Page 172 from OCP guide, chapter 3 Generics and Collections, states:
The problem stems from the fact that Java doesn’t know what type List<? extends
Bird> really is. It could be List<Bird> or List<Sparrow> or some other generic type that
hasn’t even been written yet. Line 7 doesn’t compile because we can’t add a Sparrow to
List<Bird>, and line 8 doesn’t compile because we can’t add a Bird to List<Sparrow>.
From Java’s point of view, both scenarios are equally possible so neither is allowed.
I didn't get the point, why that 2 lines does not compiles, cause from my point of view,
Sparrow extends Bird, and a list of Type Bird must accept a Bird.
Thiago Medeiros wrote:... a list of Type Bird must accept a Bird.
Any help will be welcome.
The problem is, the compiler doesn't know that it has a List of Birds.
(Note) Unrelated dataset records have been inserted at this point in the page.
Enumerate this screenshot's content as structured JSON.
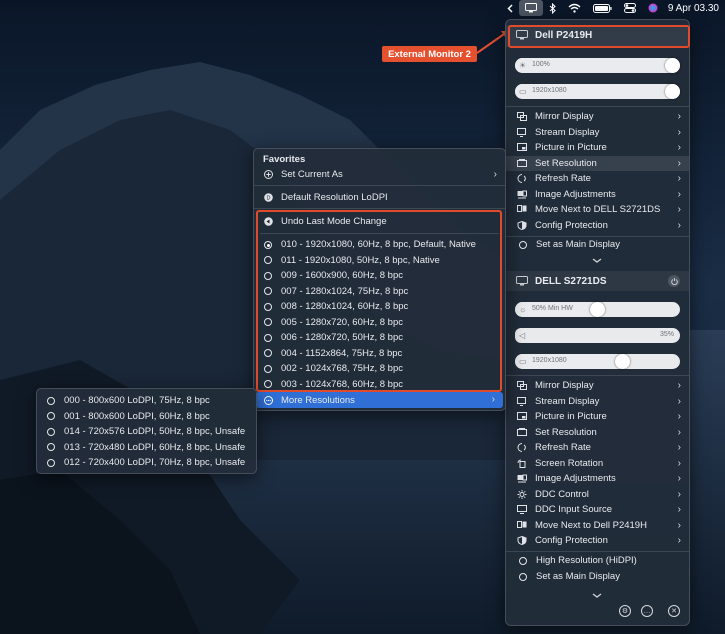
{
  "menubar": {
    "icons": [
      "chevron-left-icon",
      "display-icon",
      "bluetooth-icon",
      "wifi-icon",
      "battery-icon",
      "control-center-icon",
      "siri-icon"
    ],
    "clock": "9 Apr  03.30"
  },
  "annotation": {
    "label": "External Monitor 2",
    "color": "#e5502f"
  },
  "display1": {
    "name": "Dell P2419H",
    "brightness_label": "100%",
    "brightness_level": 1.0,
    "resolution_label": "1920x1080",
    "resolution_level": 1.0,
    "items": [
      {
        "label": "Mirror Display",
        "icon": "mirror-icon"
      },
      {
        "label": "Stream Display",
        "icon": "stream-icon"
      },
      {
        "label": "Picture in Picture",
        "icon": "pip-icon"
      },
      {
        "label": "Set Resolution",
        "icon": "resolution-icon"
      },
      {
        "label": "Refresh Rate",
        "icon": "refresh-icon"
      },
      {
        "label": "Image Adjustments",
        "icon": "image-adjust-icon"
      },
      {
        "label": "Move Next to DELL S2721DS",
        "icon": "move-icon"
      },
      {
        "label": "Config Protection",
        "icon": "shield-icon"
      }
    ],
    "main_display": "Set as Main Display"
  },
  "display2": {
    "name": "DELL S2721DS",
    "brightness_label": "50% Min HW",
    "brightness_level": 0.5,
    "volume_label": "35%",
    "volume_level": 0.35,
    "resolution_label": "1920x1080",
    "resolution_level": 0.65,
    "items": [
      {
        "label": "Mirror Display",
        "icon": "mirror-icon"
      },
      {
        "label": "Stream Display",
        "icon": "stream-icon"
      },
      {
        "label": "Picture in Picture",
        "icon": "pip-icon"
      },
      {
        "label": "Set Resolution",
        "icon": "resolution-icon"
      },
      {
        "label": "Refresh Rate",
        "icon": "refresh-icon"
      },
      {
        "label": "Screen Rotation",
        "icon": "rotation-icon"
      },
      {
        "label": "Image Adjustments",
        "icon": "image-adjust-icon"
      },
      {
        "label": "DDC Control",
        "icon": "ddc-icon"
      },
      {
        "label": "DDC Input Source",
        "icon": "input-source-icon"
      },
      {
        "label": "Move Next to Dell P2419H",
        "icon": "move-icon"
      },
      {
        "label": "Config Protection",
        "icon": "shield-icon"
      }
    ],
    "hidpi": "High Resolution (HiDPI)",
    "main_display": "Set as Main Display"
  },
  "resolution_menu": {
    "favorites_header": "Favorites",
    "set_current": "Set Current As",
    "default_lodpi": "Default Resolution LoDPI",
    "undo": "Undo Last Mode Change",
    "modes": [
      {
        "label": "010 - 1920x1080, 60Hz, 8 bpc, Default, Native",
        "selected": true
      },
      {
        "label": "011 - 1920x1080, 50Hz, 8 bpc, Native",
        "selected": false
      },
      {
        "label": "009 - 1600x900, 60Hz, 8 bpc",
        "selected": false
      },
      {
        "label": "007 - 1280x1024, 75Hz, 8 bpc",
        "selected": false
      },
      {
        "label": "008 - 1280x1024, 60Hz, 8 bpc",
        "selected": false
      },
      {
        "label": "005 - 1280x720, 60Hz, 8 bpc",
        "selected": false
      },
      {
        "label": "006 - 1280x720, 50Hz, 8 bpc",
        "selected": false
      },
      {
        "label": "004 - 1152x864, 75Hz, 8 bpc",
        "selected": false
      },
      {
        "label": "002 - 1024x768, 75Hz, 8 bpc",
        "selected": false
      },
      {
        "label": "003 - 1024x768, 60Hz, 8 bpc",
        "selected": false
      }
    ],
    "more": "More Resolutions"
  },
  "more_menu": {
    "modes": [
      "000 - 800x600 LoDPI, 75Hz, 8 bpc",
      "001 - 800x600 LoDPI, 60Hz, 8 bpc",
      "014 - 720x576 LoDPI, 50Hz, 8 bpc, Unsafe",
      "013 - 720x480 LoDPI, 60Hz, 8 bpc, Unsafe",
      "012 - 720x400 LoDPI, 70Hz, 8 bpc, Unsafe"
    ]
  },
  "footer": {
    "icons": [
      "gear-icon",
      "more-icon",
      "close-icon"
    ]
  },
  "colors": {
    "accent": "#2f6fd6",
    "highlight_red": "#e04b2e"
  }
}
The declaration of the variable "birds" says it's a List<? extends Bird>. As far as the compiler is concerned, it might be a List<Bird> or a List<Sparrow> or a List<RedFoxSparrow> or something else - it has no idea. When later code tries to add a Sparrow or Bird, the compiler can't guarantee that the List will accept that, because the List might be a type that can't accept Sparrow or Bird.
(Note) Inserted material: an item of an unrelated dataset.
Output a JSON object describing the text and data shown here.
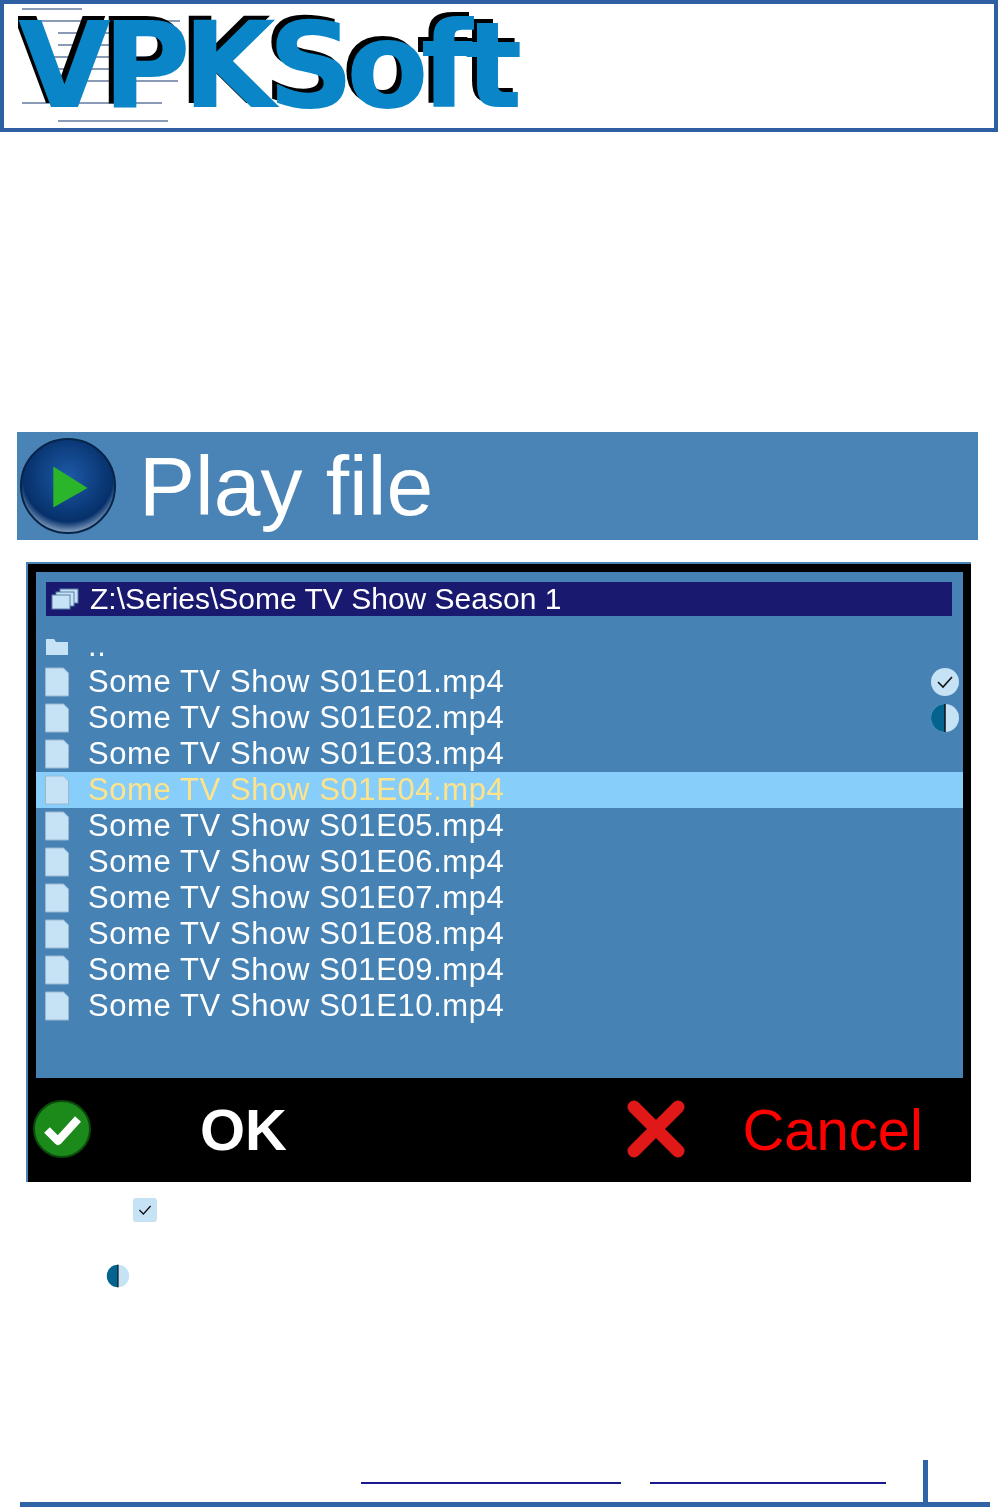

Generally, if you have a List<? extends Foo> you can take things out of it, and the compiler will know that those things are some type of Foo. But you can't put things in to the list, because the compiler can't know what the ? in List<? extends Foo> actually represents. It could be something more specialized than the type you're trying to add.
Suppose you have a class 'OneWingedSparrow extends Sparrow'. Then it is possible that you have a List<OneWingedSparrow>, and it makes sense that it is NOT allowed to add a normal Sparrow to that list. As far as the compiler concerns, List<? extends Bird> might be that OneWingedSparrow List.
For the same reason you cannot add a Bird to that list.
What about the other way? Can you add a OnrWingedSparrow to a List<Bird>?
There are three kinds of actuaries: those who can count, and those who can't.